SOURCE INFORMATION:
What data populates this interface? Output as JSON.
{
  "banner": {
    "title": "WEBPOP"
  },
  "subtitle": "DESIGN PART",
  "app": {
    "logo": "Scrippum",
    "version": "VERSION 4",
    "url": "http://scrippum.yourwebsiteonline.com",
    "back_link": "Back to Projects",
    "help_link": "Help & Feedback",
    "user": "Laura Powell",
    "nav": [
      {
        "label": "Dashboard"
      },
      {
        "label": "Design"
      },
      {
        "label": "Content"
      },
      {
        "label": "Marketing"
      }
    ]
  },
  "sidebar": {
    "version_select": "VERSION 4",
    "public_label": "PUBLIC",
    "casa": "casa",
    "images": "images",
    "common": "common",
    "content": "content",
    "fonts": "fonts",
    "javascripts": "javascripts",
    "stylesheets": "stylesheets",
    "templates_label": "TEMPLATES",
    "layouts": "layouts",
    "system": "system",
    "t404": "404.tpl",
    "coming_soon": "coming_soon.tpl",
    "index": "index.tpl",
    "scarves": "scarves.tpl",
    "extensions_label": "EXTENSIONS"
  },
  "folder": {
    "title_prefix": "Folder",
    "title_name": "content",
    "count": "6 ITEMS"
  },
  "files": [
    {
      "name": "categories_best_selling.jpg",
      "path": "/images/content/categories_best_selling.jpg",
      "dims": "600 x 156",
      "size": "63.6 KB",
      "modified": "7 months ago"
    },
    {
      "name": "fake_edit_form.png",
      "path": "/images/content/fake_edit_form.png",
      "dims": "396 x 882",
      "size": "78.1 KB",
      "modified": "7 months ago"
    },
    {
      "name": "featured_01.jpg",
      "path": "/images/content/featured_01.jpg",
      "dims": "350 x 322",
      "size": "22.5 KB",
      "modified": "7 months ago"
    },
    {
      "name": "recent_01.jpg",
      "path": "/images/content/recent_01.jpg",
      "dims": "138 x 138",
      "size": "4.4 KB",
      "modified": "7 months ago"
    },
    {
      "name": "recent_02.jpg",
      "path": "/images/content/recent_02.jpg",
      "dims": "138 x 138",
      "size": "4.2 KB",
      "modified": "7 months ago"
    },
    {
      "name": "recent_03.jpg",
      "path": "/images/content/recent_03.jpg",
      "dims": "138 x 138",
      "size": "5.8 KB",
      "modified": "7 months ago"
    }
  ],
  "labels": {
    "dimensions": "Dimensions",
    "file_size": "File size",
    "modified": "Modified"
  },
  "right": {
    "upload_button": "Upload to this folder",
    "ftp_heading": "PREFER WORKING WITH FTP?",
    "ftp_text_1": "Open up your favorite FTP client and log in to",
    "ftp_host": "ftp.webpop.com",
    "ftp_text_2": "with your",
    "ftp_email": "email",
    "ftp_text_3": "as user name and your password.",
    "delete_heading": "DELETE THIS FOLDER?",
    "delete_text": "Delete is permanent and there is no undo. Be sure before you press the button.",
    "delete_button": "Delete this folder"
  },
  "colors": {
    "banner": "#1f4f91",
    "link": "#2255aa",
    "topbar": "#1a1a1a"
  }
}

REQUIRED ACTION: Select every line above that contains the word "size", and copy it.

SOLUTION TO THE EXERCISE:
      "size": "63.6 KB",
      "size": "78.1 KB",
      "size": "22.5 KB",
      "size": "4.4 KB",
      "size": "4.2 KB",
      "size": "5.8 KB",
    "file_size": "File size",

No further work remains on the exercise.